Wednesday, June 06, 2007

Journey From a Chinese Orphanage to a Jewish Rite of Passage

after searching "chinese jewish", via flickr

Listening to the inaugural Rice Daddies podcast I learned that part of DISL's heritage is Jewish.

This occured to me when I came across this article, on (registration required), via inherentthesis, a blog by a friend who is doing a MFA thesis on the modern definition of family.
"Of the 613 laws in the Torah, the one that appears most often is the directive to welcome strangers. The girl once known as Fu Qian has been thinking about that a lot lately.

"Three weeks ago, she stood at the altar of her synagogue on the Upper West Side and gave a speech about it.

"Fu Qian, renamed Cecelia Nealon-Shapiro at 3 months, was one of the first Chinese children — most of them girls — taken in by American families after China opened its doors to international adoption in the early 1990s. Now, at 13, she is one of the first to complete the rite of passage into Jewish womanhood known as bat mitzvah." --continued at


daddy in a strange land said...

I think it was the last issue of Hyphen that had an interesting piece about the growing number of Asian American (esp.

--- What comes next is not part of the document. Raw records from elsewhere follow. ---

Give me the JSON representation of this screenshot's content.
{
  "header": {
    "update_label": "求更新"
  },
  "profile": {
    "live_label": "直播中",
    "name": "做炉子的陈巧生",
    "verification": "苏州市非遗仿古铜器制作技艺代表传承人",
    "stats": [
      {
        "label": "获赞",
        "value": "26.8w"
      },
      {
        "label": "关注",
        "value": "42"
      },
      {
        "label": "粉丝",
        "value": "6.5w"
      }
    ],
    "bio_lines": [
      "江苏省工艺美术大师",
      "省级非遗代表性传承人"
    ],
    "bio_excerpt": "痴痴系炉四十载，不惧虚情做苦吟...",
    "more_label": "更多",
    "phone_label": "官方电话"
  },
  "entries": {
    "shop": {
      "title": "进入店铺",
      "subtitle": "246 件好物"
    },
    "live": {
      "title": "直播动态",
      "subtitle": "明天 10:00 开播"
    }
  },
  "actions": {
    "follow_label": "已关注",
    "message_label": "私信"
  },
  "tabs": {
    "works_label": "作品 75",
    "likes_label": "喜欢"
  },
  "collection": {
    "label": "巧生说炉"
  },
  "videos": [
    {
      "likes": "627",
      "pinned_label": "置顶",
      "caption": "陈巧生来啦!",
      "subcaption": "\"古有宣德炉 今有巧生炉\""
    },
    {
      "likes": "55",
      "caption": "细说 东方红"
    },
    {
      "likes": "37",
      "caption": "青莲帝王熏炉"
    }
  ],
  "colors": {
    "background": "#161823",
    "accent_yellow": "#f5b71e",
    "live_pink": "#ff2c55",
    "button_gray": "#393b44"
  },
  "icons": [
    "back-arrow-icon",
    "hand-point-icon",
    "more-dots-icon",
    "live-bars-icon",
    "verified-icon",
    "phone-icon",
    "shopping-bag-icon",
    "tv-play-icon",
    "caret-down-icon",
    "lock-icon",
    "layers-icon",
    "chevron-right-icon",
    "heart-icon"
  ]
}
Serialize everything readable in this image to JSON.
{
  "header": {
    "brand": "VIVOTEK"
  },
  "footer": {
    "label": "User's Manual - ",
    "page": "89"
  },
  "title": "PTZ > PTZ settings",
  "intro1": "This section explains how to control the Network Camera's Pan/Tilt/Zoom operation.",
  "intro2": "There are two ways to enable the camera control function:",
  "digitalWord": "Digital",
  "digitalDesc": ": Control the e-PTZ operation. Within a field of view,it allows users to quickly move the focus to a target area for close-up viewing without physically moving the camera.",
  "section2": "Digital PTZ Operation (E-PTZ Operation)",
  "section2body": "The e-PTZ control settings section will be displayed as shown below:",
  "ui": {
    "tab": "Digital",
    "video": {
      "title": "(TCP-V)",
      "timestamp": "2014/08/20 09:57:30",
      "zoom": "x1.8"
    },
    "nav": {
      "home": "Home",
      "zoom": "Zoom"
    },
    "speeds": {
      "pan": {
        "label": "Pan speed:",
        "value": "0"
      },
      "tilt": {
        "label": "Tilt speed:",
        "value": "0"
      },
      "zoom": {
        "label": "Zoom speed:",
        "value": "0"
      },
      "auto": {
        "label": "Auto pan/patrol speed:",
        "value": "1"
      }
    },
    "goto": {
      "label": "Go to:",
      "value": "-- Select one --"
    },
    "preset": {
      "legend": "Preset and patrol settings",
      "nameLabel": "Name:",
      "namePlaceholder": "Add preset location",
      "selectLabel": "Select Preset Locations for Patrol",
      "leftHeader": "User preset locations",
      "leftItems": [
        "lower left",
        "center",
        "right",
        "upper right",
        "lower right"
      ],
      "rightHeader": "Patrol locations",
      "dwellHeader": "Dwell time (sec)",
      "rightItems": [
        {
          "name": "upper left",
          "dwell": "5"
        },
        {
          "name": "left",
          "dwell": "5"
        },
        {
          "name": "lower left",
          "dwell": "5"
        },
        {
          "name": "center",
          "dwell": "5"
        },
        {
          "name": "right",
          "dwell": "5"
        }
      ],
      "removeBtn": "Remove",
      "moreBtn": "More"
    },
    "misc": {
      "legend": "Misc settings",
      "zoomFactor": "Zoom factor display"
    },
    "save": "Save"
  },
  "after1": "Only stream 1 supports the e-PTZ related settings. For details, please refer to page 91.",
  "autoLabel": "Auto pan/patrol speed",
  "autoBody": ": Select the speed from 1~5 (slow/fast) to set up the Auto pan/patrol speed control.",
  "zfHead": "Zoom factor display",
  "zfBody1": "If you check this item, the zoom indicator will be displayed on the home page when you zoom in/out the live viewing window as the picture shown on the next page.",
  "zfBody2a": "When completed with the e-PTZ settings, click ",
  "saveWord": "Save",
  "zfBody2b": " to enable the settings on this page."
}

LGBTQ) Jews, both by conversion and thru intermarriage.

I'm a mixed-race secular/ethnocultural Jew only, though. :)

la dra said...

Sadly, no bar mitzvah pictures for my hubby. :( But we do have Eagle Scout pics if anyone's interested. Love you, honey!

Green said...

That's interesting. I don't recall any kids at my temple/hebrew school who weren't born jewish (to jewish mothers), but I do recall it being drummed into us over the years that EVERYONE is always welcome in any temple, and that we should be made to feel welcome in any house of worship (church, but I think the rabbi/teachers felt it sacreligious to say 'church' inside the temple or something).